CARACAS, Venezuela — The gunmen descended a street on Monday night toward a park taken over by student demonstrators in the western city of San Cristóbal, the crucible of the protests that have shaken Venezuela. They opened fire, and a 23-year-old student leader, Daniel Tinoco, fell. Hit in the upper body, he died before he got to a hospital, fellow protesters said.
Less than a week earlier, in Caracas, someone opened fire and killed a 25-year-old soldier, Acner López, who was riding on a motorcycle. Residents said he was in a group of soldiers shooting tear gas at demonstrators and apartment buildings. The shot that killed him, investigators believe, came from someone in one of the apartments.
These two deaths, among more than 20 that the government says are linked to over a month of protests, are emblematic of a spiral of violence that people on both sides of this country’s bitter political divide seem increasingly willing to accept.
A few days earlier, in Caracas, near the spot where Mr. López was gunned down, Ana Karina Urquia stood in the entryway of her apartment house, talking about the possibility that one of her neighbors on the block might have fired the fatal shot. Police and National Guard officers and soldiers swarmed the street, some of them eyeing the surrounding buildings nervously.
“This is desperation, collective fatigue on both sides,” Ms. Urquia said of the violence. “I think both sides are looking for it to explode.”
She said she wanted a peaceful solution to the nation’s problems but feared that the country was veering toward more bloodshed. “There will be more deaths,” she said, “but there will be a solution.”
Each side accuses the other of feeding a climate of violence.
While Mr. Maduro has said he wants dialogue, he often speaks with a fiery anger about the protesters in daily television appearances, labeling them fascists and conspirators. His government has begun holding a series of meetings, often televised, that it terms a national peace conference, but most prominent opposition figures have boycotted them, as have student protest leaders.
At the same time, his government has continued to clamp down on the rallies and other protests.

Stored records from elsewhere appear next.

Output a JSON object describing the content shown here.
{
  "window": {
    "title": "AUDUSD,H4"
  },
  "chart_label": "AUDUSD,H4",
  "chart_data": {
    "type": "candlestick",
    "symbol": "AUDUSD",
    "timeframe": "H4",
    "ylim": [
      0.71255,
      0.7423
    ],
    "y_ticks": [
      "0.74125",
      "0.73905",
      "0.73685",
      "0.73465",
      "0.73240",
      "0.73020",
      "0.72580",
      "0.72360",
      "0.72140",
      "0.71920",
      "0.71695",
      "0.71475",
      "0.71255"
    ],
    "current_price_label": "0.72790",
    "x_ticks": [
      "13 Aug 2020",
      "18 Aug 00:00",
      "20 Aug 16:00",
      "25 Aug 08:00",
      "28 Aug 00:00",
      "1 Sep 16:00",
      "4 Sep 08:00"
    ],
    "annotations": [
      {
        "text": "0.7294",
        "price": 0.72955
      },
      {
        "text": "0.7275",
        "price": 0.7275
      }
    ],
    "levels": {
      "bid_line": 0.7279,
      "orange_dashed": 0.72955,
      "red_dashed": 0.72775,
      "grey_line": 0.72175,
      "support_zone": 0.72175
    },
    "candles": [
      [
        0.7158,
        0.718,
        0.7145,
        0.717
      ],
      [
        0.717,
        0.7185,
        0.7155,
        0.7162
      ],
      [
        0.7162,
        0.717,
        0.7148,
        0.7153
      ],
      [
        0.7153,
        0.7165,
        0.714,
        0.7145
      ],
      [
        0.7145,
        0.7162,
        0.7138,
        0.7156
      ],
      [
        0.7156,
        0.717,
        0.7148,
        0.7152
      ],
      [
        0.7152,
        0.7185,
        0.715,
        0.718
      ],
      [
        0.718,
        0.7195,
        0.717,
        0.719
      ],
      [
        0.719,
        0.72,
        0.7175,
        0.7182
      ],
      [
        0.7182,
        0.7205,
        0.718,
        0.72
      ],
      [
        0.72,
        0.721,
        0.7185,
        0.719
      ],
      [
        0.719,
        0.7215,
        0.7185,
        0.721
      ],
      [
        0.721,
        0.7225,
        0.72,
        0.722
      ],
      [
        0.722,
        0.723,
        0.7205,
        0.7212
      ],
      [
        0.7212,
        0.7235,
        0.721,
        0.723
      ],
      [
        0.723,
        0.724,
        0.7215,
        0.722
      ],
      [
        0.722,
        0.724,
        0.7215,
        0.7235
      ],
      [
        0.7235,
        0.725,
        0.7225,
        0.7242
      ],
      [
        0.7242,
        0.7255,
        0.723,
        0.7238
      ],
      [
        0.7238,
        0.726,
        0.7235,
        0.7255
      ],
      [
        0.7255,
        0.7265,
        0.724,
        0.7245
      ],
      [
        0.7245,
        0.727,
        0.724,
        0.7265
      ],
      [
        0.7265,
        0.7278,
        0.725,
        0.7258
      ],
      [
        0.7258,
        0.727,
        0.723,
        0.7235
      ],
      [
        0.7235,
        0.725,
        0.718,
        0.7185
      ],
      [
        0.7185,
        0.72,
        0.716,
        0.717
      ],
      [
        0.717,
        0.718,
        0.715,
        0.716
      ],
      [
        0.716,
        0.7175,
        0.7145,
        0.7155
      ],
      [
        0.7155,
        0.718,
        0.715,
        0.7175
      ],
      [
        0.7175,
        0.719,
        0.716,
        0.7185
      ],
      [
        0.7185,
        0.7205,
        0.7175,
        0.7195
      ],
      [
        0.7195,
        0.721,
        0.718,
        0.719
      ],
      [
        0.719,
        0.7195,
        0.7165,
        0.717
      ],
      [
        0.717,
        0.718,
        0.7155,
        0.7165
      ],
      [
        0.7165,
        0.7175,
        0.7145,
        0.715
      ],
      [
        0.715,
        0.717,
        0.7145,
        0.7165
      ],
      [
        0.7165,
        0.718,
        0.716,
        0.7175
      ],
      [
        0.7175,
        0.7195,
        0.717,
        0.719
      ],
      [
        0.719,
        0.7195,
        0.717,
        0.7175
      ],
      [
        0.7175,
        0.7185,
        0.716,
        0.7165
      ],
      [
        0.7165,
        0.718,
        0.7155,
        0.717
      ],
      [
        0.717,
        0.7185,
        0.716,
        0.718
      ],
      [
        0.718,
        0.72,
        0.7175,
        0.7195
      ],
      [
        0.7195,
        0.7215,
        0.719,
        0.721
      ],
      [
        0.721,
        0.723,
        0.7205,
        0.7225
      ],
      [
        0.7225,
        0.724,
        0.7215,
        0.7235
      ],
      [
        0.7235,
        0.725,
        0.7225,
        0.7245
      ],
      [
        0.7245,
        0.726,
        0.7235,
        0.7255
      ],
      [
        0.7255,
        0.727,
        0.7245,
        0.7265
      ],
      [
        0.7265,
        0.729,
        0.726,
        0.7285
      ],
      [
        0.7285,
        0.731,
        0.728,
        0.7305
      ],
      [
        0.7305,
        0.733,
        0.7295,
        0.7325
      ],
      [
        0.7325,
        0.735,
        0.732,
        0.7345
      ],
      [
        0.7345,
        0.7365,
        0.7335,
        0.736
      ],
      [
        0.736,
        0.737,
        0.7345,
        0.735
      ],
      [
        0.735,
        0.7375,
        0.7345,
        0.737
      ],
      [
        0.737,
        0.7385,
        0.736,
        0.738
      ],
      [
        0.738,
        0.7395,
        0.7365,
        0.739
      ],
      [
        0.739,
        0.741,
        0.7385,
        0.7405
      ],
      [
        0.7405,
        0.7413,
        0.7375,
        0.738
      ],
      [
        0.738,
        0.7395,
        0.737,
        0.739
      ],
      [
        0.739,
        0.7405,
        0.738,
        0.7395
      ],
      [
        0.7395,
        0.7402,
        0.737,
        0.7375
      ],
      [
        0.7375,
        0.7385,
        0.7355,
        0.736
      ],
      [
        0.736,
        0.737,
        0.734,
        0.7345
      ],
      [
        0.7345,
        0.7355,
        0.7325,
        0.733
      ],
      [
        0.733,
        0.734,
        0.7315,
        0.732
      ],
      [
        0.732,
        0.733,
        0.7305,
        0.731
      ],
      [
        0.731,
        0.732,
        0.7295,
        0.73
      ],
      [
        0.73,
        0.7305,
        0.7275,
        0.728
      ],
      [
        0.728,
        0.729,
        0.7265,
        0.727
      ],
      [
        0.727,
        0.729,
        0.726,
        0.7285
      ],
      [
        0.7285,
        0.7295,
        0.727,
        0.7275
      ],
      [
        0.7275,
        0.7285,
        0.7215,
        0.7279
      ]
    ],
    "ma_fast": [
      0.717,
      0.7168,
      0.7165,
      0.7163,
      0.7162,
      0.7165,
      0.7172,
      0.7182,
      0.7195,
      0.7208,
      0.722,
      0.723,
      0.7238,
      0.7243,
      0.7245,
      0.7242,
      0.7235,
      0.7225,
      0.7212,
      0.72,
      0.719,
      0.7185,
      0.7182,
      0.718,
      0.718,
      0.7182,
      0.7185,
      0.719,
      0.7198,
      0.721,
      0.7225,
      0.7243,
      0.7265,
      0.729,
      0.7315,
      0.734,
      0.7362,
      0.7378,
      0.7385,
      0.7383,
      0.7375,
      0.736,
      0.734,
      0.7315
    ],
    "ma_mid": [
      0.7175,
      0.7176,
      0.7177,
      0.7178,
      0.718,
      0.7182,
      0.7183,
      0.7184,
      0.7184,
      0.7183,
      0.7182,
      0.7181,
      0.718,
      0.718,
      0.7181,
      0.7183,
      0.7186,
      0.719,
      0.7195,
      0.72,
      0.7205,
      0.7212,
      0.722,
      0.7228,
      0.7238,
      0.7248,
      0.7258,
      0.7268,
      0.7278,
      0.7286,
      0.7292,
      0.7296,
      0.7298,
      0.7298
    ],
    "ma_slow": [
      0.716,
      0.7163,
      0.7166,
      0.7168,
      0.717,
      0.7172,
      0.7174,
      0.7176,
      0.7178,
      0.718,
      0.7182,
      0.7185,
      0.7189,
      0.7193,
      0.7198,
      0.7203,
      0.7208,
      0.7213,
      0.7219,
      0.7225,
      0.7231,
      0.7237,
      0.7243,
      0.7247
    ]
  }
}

In Caracas on Saturday and on Monday, marches were blocked by hundreds of police officers and soldiers. And in San Cristóbal, where the government held some of its peace conference meetings last week, residents say security forces have continued harsh tactics, entering residential neighborhoods to clear demonstrators’ barricades, arresting protesters and firing tear gas and plastic buckshot.
Many in the opposition believe that the government uses groups of armed civilian supporters to intimidate protesters, and there have been several episodes around the country in which, protesters say, they were fired on by armed men in civilian clothes. In other cases, protesters have been accused of shooting at government supporters.
The mayor of San Cristóbal, Daniel Ceballos, posted a message on his Twitter account on Monday night saying the members of an armed pro-government group were in the area when Mr. Tinoco was killed.
Many details of the nighttime attack remain unclear, but accounts of protesters and residents agreed on several points.
One woman said that she saw about 10 men arrive in a white pickup and dismount, and that they were accompanied by two motorcycles. Others said a group of men on foot had approached the area controlled by the protesters.
Ms. Hernández said the student protesters, who have maintained a camp for weeks in a park on a wide avenue, heard three gunshots and saw the men approaching. They shot back with small bags of explosive powder, sometimes used as fireworks, propelled from hand-held metal tubes that the protesters call mortars.
Ms. Hernández said the men answered with gunfire. She said that one of the protesters had a gun and fired back.
At that point, she said, “a rain of bullets came down; we couldn’t move.”
She said that one of the protesters started to move up the street toward the gunfire when another protester pulled him into the shelter of a building. Mr. Tinoco was just behind them, she said, and was hit. “He is in a better place than us,” she said. “We’re not going to give up the fight.”
In an interview about two weeks before he was killed, Mr. Tinoco, a mechanical engineering student, said that while the students were armed with stones, gasoline bombs, homemade mortars and other crude weapons, the goal was to defend themselves against soldiers or armed government supporters who might try to dislodge them from their protest camp and the barricades they had built to stop traffic.
A burly young man, Mr. Tinoco was in charge of a group of students whose job was to protect the camp.
“We watch for when they come to attack us, and we defend ourselves,” he said. Asked if he was afraid, Mr. Tinoco said that “there is no brave man who is not afraid.”